PW: It's been six years since Cloudsplitter—did you spend most of this time researching and writing The Darling?
Yes and no—I started making notes six years ago, but I was working on assembling my short story collection, The Angel on the Roof, and also doing film projects and political work. The writing took the last three years.
You've ventured into Africa before in short-story form. What inspired you to take on Liberia as a novel-length project?
The character of Hannah Musgrave [the book's narrator] became so large in my mind that I realized it would take a novel to accommodate her—her complications, nuances, the events of her life. I've been interested in Africa for years and particularly Liberia; the interest intensified while I was researching Cloudsplitter, when I discovered how closely Liberia was connected to U.S. racial history.
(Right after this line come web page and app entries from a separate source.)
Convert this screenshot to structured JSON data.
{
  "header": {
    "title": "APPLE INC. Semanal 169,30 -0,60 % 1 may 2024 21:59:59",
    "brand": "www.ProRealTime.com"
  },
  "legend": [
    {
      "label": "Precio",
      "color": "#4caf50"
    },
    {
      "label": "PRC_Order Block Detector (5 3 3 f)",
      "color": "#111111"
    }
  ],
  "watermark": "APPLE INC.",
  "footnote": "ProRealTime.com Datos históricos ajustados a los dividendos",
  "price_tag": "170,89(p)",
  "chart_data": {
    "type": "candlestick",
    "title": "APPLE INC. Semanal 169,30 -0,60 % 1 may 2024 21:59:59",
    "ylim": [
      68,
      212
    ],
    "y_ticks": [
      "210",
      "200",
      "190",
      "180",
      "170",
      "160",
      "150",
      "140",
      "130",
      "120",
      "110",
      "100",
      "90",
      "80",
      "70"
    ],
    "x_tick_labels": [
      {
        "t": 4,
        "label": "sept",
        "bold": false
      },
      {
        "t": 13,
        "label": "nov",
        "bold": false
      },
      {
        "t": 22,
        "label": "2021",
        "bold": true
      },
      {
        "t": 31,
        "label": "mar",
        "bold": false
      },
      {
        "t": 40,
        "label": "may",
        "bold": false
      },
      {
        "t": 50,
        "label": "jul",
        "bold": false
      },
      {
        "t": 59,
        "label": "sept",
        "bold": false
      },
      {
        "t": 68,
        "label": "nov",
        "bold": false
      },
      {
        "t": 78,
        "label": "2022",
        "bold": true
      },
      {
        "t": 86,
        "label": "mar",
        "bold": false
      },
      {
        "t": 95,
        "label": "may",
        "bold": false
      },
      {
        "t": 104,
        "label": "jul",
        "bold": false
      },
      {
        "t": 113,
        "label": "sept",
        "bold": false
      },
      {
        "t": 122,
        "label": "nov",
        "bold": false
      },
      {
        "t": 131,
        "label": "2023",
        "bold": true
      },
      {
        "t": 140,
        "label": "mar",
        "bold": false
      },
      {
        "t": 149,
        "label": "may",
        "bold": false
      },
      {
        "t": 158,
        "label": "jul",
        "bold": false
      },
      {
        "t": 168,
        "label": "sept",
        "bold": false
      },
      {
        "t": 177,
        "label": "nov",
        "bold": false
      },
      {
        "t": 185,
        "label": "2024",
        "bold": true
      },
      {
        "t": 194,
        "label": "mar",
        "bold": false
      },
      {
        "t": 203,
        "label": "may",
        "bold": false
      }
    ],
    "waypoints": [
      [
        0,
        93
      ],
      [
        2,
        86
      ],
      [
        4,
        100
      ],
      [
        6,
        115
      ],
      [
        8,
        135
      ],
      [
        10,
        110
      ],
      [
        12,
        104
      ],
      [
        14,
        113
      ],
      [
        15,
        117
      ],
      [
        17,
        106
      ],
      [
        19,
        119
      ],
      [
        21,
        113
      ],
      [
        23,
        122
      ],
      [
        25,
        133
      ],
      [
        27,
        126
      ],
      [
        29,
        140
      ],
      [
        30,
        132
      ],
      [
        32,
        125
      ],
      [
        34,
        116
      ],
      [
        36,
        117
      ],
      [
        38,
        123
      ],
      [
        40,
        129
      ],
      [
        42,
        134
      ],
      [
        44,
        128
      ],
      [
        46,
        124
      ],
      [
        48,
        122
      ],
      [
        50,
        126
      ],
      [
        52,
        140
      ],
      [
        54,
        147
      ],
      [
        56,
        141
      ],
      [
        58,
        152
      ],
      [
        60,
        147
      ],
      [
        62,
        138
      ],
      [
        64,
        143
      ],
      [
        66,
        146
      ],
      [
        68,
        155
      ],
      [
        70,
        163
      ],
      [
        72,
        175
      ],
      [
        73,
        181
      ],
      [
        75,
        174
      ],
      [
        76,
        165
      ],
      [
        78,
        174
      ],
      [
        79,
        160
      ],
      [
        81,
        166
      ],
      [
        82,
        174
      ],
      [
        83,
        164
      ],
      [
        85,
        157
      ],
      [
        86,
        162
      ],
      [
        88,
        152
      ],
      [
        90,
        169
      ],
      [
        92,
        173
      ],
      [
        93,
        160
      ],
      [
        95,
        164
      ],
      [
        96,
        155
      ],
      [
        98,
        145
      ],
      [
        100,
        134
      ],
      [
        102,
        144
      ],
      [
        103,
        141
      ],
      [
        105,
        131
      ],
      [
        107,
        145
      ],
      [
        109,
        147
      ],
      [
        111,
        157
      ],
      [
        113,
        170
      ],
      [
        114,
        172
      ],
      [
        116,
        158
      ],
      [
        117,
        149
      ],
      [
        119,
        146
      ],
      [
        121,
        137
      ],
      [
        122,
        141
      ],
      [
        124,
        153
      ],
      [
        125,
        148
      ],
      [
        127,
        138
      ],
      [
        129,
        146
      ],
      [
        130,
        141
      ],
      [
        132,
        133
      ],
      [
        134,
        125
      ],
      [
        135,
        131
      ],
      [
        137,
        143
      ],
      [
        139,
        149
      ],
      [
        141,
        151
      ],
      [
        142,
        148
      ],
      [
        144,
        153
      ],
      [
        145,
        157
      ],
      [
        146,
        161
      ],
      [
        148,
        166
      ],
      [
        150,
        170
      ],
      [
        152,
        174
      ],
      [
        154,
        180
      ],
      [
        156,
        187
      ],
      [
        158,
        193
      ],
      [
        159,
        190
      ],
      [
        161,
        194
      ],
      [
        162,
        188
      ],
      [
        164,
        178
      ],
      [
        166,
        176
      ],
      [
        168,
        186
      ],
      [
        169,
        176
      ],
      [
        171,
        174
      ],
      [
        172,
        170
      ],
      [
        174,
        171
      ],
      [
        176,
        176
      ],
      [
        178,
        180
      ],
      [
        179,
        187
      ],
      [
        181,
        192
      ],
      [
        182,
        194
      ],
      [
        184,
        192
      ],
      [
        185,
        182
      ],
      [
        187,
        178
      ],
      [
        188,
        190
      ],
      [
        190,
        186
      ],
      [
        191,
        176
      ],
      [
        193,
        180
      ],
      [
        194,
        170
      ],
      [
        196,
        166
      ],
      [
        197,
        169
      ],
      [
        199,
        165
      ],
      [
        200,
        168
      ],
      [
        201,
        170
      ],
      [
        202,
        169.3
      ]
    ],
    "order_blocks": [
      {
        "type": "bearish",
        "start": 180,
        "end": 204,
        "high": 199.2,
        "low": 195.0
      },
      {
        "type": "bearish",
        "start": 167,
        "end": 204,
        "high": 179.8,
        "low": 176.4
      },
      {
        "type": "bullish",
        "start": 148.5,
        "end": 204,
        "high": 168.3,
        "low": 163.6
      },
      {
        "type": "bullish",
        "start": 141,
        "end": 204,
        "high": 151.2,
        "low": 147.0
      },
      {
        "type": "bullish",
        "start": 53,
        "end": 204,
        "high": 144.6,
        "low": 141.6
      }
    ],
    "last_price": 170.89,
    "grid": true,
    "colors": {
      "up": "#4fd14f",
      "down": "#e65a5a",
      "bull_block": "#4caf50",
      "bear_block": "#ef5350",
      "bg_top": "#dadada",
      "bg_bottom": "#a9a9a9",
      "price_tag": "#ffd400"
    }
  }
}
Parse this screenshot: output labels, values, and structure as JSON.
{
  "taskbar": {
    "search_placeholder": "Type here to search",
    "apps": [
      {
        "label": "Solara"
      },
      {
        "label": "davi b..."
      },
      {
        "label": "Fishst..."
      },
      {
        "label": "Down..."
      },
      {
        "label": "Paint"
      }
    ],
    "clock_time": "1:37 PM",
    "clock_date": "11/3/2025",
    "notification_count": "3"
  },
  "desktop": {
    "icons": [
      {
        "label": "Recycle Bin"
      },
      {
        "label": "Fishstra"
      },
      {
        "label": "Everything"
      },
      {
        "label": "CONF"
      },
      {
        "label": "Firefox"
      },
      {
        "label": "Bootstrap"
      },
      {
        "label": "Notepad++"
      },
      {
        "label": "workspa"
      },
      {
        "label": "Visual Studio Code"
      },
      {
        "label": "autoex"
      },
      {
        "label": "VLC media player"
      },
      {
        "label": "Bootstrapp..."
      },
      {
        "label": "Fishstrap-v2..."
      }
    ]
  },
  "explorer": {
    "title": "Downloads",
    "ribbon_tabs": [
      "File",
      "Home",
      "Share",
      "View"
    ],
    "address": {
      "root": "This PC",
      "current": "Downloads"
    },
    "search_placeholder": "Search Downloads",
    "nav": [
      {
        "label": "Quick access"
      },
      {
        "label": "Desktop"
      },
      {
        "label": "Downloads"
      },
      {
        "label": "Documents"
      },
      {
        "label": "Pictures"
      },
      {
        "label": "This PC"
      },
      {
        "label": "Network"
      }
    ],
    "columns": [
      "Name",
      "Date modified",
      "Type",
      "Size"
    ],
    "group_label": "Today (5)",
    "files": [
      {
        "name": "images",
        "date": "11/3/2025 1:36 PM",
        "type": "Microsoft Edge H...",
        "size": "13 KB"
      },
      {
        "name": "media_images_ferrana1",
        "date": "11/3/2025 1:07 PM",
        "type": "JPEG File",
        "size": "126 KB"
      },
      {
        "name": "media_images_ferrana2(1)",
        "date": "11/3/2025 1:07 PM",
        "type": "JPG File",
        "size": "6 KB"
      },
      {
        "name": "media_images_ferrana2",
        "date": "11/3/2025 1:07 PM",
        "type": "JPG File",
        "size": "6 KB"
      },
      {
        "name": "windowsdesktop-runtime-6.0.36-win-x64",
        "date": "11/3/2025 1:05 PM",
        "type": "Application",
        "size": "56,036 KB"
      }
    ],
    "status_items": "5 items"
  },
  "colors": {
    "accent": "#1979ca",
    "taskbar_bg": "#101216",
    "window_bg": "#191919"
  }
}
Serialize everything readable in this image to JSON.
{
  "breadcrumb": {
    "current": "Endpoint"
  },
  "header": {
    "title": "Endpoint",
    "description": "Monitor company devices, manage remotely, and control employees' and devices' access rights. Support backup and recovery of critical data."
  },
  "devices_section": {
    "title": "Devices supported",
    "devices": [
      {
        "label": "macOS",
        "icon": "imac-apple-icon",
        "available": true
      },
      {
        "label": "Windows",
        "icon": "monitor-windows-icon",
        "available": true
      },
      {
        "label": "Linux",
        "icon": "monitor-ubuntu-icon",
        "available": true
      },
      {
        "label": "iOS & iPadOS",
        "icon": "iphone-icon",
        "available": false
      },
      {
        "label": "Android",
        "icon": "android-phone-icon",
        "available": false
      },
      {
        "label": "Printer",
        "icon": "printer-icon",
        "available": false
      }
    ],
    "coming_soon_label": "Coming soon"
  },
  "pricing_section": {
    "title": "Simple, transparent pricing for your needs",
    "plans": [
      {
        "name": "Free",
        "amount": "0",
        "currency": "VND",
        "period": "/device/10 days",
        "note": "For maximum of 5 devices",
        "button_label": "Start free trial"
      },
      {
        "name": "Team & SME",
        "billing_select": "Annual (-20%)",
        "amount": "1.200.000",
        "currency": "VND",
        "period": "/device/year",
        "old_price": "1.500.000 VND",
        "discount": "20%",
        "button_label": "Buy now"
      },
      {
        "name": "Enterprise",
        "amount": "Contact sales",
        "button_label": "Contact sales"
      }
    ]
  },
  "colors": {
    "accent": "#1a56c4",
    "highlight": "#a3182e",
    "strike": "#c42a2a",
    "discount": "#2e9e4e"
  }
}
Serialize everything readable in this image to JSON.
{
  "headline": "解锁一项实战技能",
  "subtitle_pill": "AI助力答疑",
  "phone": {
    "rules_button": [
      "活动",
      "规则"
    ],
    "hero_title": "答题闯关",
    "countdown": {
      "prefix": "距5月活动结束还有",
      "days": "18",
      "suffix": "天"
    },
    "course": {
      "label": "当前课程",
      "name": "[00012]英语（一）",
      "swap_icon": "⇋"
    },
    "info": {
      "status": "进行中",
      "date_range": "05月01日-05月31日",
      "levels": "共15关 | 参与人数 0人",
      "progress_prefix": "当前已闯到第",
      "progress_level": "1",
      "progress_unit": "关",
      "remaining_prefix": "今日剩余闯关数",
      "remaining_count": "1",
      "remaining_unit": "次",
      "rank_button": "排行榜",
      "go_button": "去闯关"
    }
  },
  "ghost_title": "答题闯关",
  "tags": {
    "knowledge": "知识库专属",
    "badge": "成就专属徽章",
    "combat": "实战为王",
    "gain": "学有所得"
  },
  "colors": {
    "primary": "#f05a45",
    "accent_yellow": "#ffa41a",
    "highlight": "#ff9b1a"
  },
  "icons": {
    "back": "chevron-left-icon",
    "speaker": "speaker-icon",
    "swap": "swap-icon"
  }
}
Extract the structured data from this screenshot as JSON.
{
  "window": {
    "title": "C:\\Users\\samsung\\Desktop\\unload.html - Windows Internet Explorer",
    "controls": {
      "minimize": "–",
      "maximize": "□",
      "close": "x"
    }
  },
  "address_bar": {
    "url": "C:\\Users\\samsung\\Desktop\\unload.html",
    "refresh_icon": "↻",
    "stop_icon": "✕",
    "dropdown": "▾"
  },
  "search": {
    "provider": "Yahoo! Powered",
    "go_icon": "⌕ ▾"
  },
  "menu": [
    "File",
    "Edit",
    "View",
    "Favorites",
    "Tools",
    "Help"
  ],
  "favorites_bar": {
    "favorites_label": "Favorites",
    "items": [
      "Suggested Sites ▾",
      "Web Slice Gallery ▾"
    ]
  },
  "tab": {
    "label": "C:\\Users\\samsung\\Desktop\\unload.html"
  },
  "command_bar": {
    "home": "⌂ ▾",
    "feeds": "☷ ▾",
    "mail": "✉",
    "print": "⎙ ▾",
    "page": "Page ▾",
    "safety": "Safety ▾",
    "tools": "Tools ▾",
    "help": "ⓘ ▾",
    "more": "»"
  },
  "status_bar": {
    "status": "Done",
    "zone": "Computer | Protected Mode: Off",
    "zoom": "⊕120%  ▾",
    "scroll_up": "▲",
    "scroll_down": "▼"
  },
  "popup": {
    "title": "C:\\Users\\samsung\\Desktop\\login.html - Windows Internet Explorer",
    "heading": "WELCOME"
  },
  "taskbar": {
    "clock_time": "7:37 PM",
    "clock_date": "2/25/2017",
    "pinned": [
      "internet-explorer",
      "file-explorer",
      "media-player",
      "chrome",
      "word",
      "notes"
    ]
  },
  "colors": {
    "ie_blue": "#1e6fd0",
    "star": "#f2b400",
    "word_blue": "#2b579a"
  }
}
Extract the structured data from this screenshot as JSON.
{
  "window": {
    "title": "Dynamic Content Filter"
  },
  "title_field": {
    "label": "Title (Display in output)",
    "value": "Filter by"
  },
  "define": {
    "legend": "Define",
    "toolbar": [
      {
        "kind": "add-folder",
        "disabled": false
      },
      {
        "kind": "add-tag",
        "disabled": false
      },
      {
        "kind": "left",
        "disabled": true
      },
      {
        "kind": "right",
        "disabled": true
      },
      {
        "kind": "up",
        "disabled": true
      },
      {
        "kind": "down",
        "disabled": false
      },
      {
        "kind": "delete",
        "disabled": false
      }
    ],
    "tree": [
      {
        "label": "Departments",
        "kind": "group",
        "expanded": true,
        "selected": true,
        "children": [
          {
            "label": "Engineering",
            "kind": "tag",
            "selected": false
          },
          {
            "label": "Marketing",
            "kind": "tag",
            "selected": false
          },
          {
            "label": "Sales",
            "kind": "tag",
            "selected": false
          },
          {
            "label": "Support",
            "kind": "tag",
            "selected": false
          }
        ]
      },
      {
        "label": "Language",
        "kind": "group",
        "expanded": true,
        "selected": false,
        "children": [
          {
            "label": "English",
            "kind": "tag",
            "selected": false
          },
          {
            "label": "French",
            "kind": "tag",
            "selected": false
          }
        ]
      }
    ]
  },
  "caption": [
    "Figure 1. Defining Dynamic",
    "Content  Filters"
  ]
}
It's fascinating how one book creates the groundwork for the next book to stand on.
I became very interested in women who dedicate their lives to preserving higher primates, chimpanzees in particular—the Jane Goodall phenomenon. This led to the realization that there are a lot of women like this in the world, committing to this type of project and sacrificing their families. And I know women who have committed their lives to politics, and sacrificed their lives to that. It tends to be that women like that are regarded skeptically, their lives viewed as dysfunctional in a way—yet if they were male, they'd be regarded as heroic. I thought, what if women could do both? I wondered how combining radical politics with the chimpanzees would fit together psychologically, politically, and morally.
What kind of research did you do?
I've been in West Africa several times. Last year I tried getting into Liberia but only got as far as the border. I put quite a bit of energy into traveling, as well as personal interviews, and I combined this with reading research—like most novelists, I'm a secret library rat and love the opportunity to learn.
Given Hannah's direct involvement with the fate of Liberia, some readers may wonder if Russell Banks has inside information. Any comment?
Well, I don't really know how Charles Taylor got sprung from prison—but I do know that the Weather Underground managed to spring Timothy Leary and get him to Algeria. So I thought, wouldn't it be possible for a small Weather cell to spring Taylor? And also that there would be CIA involvement?
Is there anything you hope that readers will take away from this book and apply to the perception of Americans in the world today?
During these Liberian civil wars the media referred constantly to the country as having a special relationship with the U.S., as if it had been an entirely benevolent relationship, but one that bore with it no responsibility . . . I hope it brings readers to see that we have a very deep and historical and profound responsibility as a result, that we've used and abused Africans and African Americans for generations, and that when a war like this erupts it happens because of our historical relationship to that region.
Any particular subject in mind for your next project?
It's always good to begin a new book before the last one is published. I'm starting a new novel, and I'll just say that it's set up in the Adirondacks in 1936—I'm trying to understand the Great Depression.
An excuse for more reading and research?